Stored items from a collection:
........

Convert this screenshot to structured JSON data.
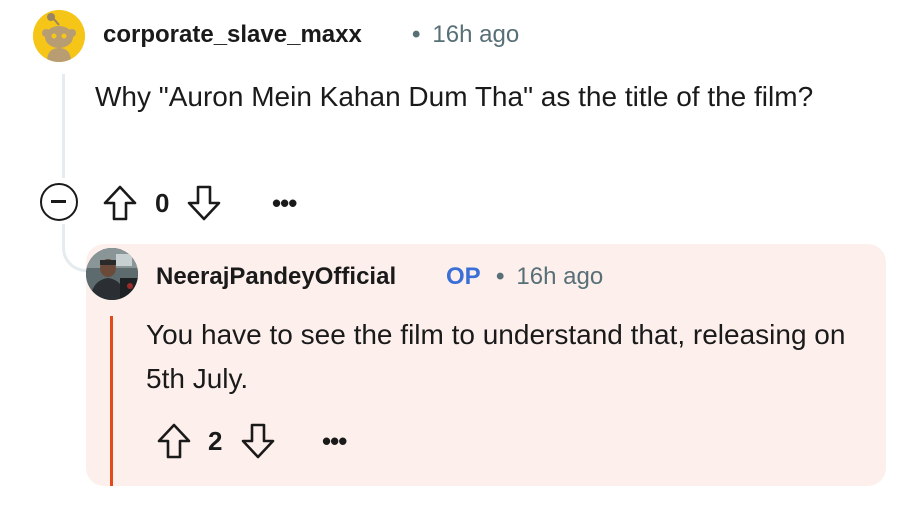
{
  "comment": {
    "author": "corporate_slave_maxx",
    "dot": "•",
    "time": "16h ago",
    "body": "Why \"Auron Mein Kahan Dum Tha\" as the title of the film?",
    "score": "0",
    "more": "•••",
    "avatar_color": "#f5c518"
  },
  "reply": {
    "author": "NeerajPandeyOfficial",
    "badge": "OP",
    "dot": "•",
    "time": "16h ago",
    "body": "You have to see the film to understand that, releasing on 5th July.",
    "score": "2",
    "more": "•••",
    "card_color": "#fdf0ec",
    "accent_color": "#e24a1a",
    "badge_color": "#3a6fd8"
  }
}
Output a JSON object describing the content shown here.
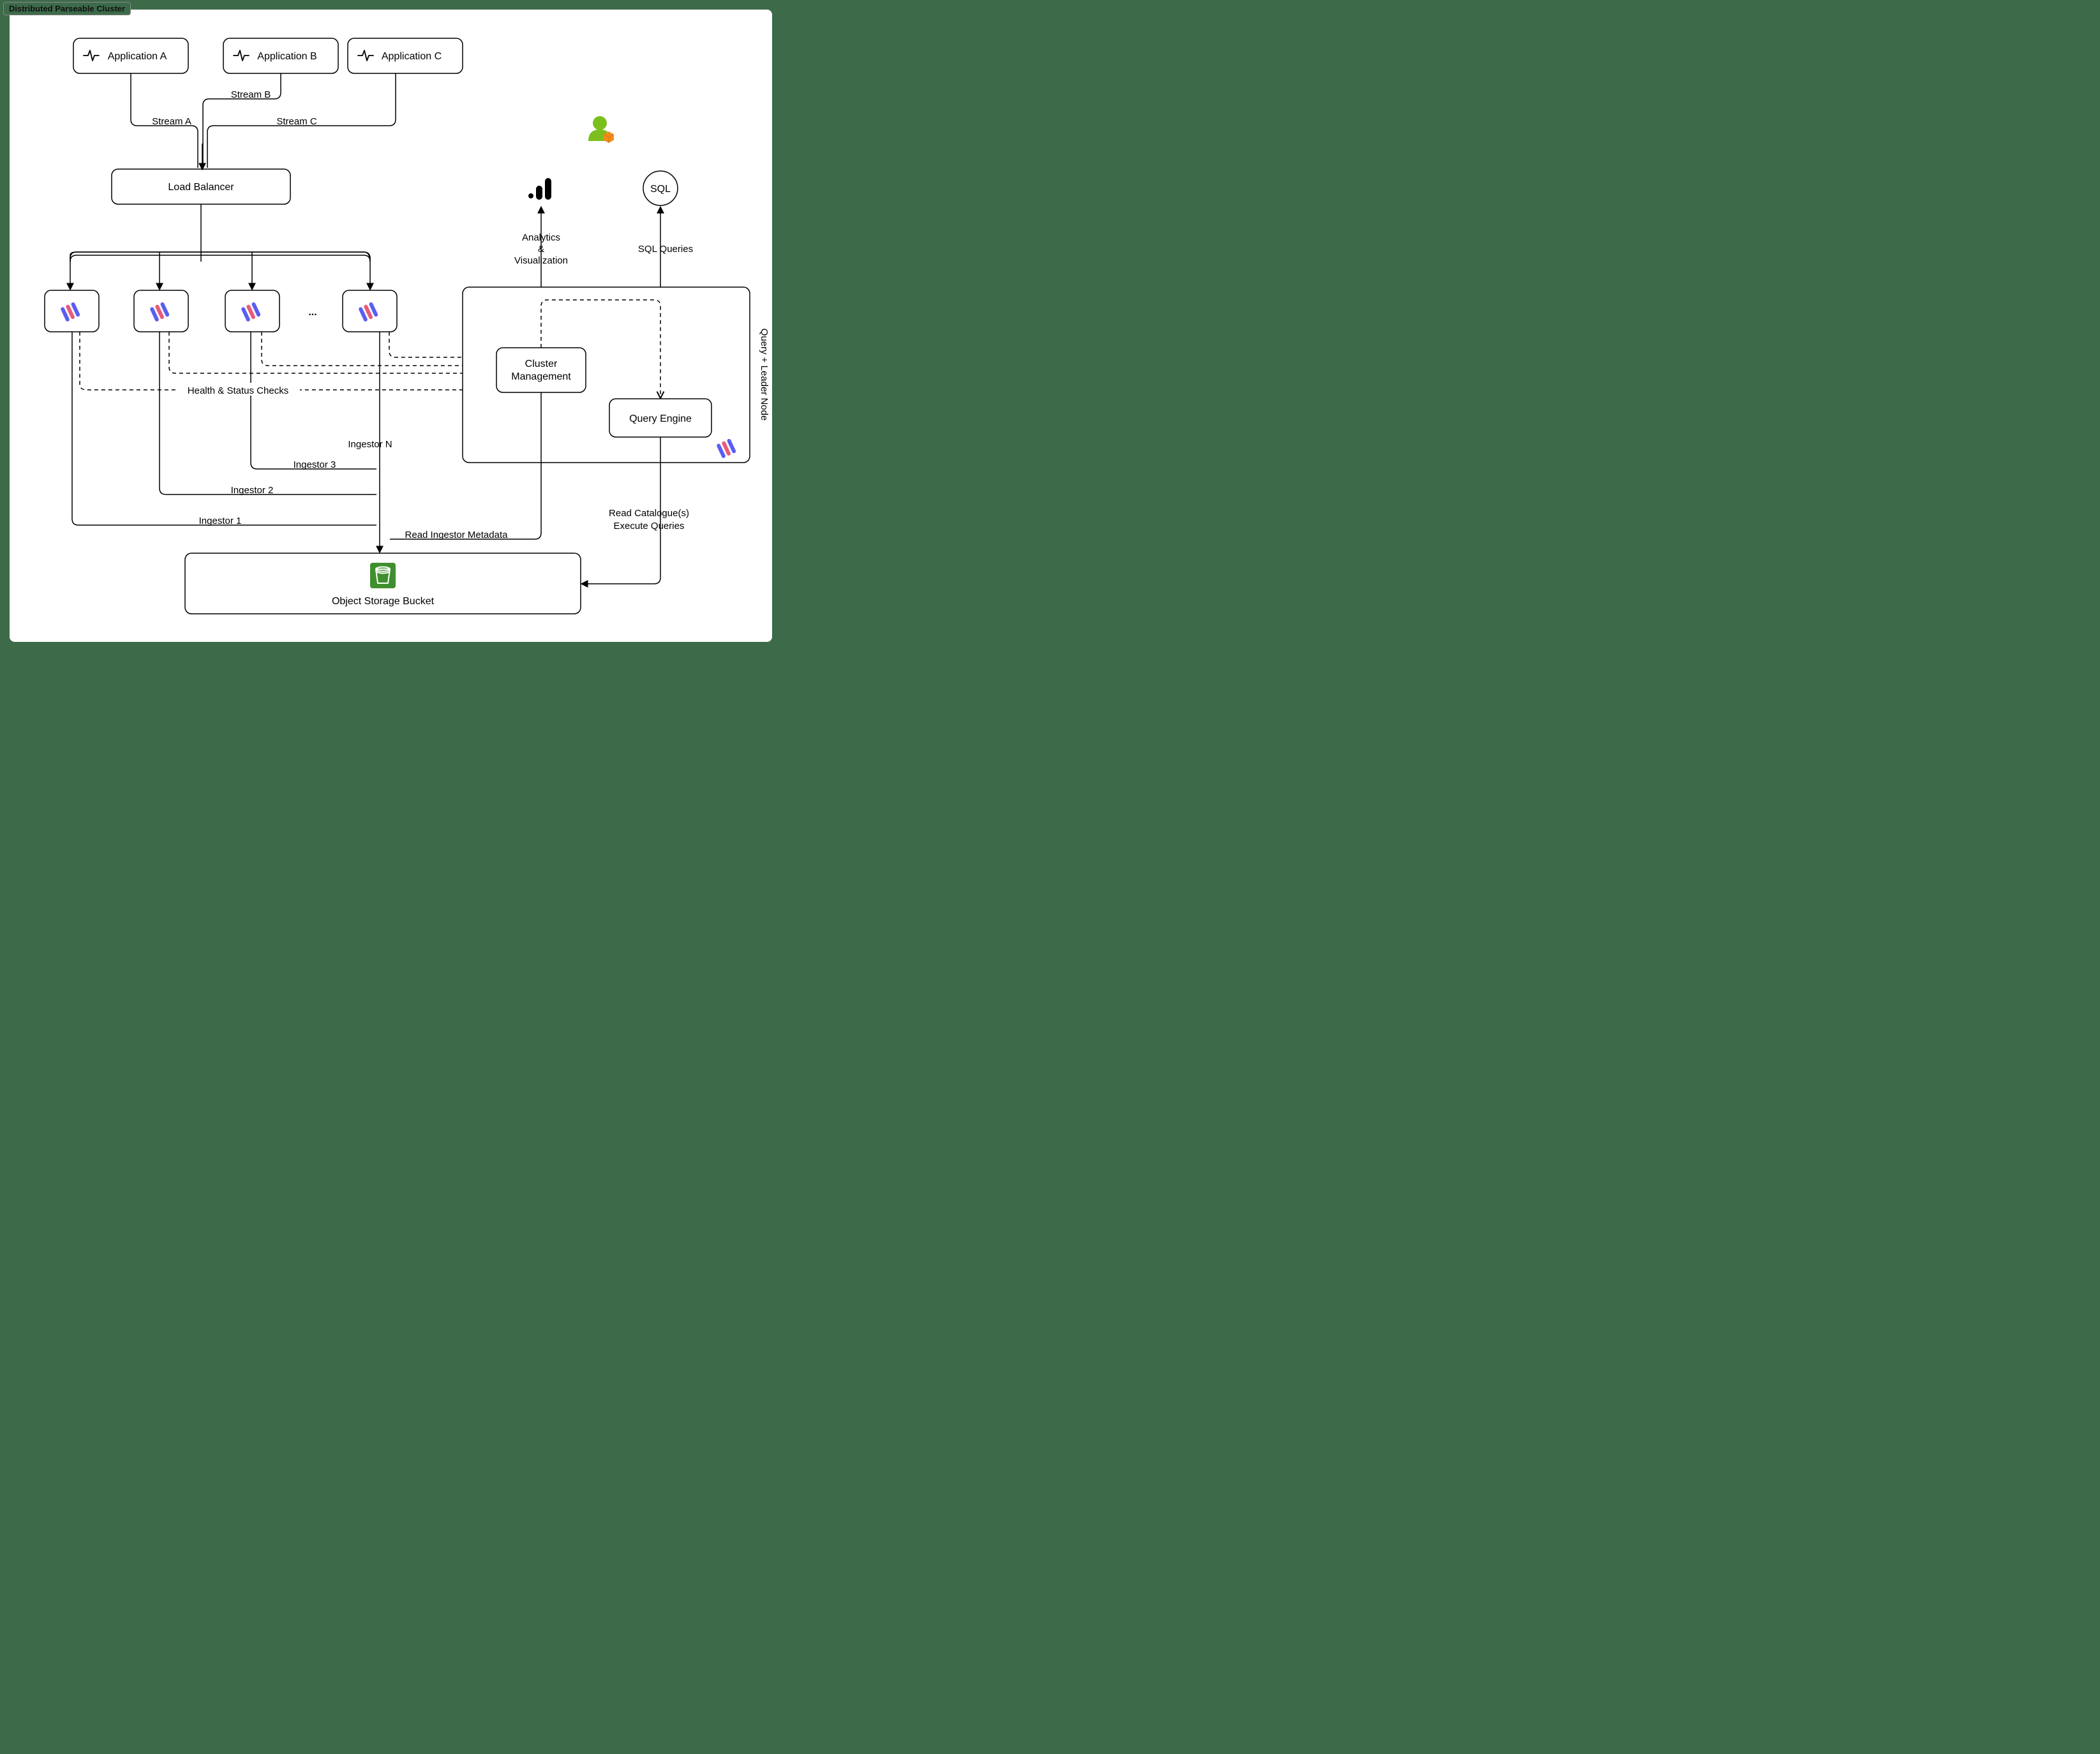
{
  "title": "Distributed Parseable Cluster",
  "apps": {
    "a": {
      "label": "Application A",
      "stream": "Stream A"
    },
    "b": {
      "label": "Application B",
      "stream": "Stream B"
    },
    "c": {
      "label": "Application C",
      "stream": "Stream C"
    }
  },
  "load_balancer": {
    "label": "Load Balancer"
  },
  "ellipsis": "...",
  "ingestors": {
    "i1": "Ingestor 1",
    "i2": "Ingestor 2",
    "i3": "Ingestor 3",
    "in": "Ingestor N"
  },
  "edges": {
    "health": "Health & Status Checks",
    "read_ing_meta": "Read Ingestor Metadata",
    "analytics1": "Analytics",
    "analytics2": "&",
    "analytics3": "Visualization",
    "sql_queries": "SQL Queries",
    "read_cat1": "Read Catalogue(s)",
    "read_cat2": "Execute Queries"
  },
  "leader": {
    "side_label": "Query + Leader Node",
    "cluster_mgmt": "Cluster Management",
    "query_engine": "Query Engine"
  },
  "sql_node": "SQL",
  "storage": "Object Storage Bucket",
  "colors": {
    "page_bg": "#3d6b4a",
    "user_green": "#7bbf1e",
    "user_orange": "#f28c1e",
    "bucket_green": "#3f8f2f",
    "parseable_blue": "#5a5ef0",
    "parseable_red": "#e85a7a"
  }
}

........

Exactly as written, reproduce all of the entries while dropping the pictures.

Convert this screenshot to structured JSON data.
{
  "comment": {
    "author": "corporate_slave_maxx",
    "dot": "•",
    "time": "16h ago",
    "body": "Why \"Auron Mein Kahan Dum Tha\" as the title of the film?",
    "score": "0",
    "more": "•••",
    "avatar_color": "#f5c518"
  },
  "reply": {
    "author": "NeerajPandeyOfficial",
    "badge": "OP",
    "dot": "•",
    "time": "16h ago",
    "body": "You have to see the film to understand that, releasing on 5th July.",
    "score": "2",
    "more": "•••",
    "card_color": "#fdf0ec",
    "accent_color": "#e24a1a",
    "badge_color": "#3a6fd8"
  }
}
Output a JSON object describing the content shown here.
{
  "title": "Distributed Parseable Cluster",
  "apps": {
    "a": {
      "label": "Application A",
      "stream": "Stream A"
    },
    "b": {
      "label": "Application B",
      "stream": "Stream B"
    },
    "c": {
      "label": "Application C",
      "stream": "Stream C"
    }
  },
  "load_balancer": {
    "label": "Load Balancer"
  },
  "ellipsis": "...",
  "ingestors": {
    "i1": "Ingestor 1",
    "i2": "Ingestor 2",
    "i3": "Ingestor 3",
    "in": "Ingestor N"
  },
  "edges": {
    "health": "Health & Status Checks",
    "read_ing_meta": "Read Ingestor Metadata",
    "analytics1": "Analytics",
    "analytics2": "&",
    "analytics3": "Visualization",
    "sql_queries": "SQL Queries",
    "read_cat1": "Read Catalogue(s)",
    "read_cat2": "Execute Queries"
  },
  "leader": {
    "side_label": "Query + Leader Node",
    "cluster_mgmt": "Cluster Management",
    "query_engine": "Query Engine"
  },
  "sql_node": "SQL",
  "storage": "Object Storage Bucket",
  "colors": {
    "page_bg": "#3d6b4a",
    "user_green": "#7bbf1e",
    "user_orange": "#f28c1e",
    "bucket_green": "#3f8f2f",
    "parseable_blue": "#5a5ef0",
    "parseable_red": "#e85a7a"
  }
}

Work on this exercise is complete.